» Activity: In the listing below, find each line with the string "icon" and report it.

» Study material:
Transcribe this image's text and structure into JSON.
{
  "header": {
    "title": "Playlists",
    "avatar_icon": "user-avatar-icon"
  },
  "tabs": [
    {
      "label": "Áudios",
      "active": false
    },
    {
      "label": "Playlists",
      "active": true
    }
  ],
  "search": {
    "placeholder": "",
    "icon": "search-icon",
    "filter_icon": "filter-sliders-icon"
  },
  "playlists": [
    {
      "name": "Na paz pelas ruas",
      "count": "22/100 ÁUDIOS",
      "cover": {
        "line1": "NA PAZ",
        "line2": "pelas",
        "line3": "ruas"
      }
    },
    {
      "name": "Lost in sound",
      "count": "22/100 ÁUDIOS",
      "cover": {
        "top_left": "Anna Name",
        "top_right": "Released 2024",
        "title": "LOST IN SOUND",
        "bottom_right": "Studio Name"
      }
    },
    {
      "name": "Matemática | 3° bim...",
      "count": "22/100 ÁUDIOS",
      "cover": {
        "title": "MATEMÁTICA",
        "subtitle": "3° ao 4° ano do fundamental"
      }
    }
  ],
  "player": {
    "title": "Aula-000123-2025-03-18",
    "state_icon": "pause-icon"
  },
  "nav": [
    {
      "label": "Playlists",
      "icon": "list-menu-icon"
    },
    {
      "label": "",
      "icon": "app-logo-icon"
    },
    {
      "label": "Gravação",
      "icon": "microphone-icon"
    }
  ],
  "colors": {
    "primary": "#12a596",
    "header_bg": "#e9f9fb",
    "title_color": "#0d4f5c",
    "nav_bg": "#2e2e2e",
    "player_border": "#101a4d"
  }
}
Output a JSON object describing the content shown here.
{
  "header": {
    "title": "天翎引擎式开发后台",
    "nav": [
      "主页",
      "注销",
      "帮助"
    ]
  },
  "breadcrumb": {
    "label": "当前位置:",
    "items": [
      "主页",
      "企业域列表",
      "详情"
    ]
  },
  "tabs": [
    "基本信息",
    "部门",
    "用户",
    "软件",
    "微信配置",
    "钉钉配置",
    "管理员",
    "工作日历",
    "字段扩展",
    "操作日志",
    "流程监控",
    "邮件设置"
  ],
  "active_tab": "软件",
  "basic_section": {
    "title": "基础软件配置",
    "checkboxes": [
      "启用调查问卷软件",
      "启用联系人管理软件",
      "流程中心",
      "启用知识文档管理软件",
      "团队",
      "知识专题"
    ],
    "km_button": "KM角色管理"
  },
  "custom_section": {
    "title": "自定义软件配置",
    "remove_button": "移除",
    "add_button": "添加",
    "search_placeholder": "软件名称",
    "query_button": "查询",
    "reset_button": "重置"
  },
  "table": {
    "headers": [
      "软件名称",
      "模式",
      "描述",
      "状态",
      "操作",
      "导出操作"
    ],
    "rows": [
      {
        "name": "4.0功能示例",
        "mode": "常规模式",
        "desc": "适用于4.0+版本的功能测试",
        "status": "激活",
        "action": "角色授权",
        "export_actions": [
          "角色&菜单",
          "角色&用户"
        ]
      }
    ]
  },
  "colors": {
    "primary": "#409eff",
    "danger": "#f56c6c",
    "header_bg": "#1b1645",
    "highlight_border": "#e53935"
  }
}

» Task solution:
    "avatar_icon": "user-avatar-icon"
    "icon": "search-icon",
    "filter_icon": "filter-sliders-icon"
    "state_icon": "pause-icon"
      "icon": "list-menu-icon"
      "icon": "app-logo-icon"
      "icon": "microphone-icon"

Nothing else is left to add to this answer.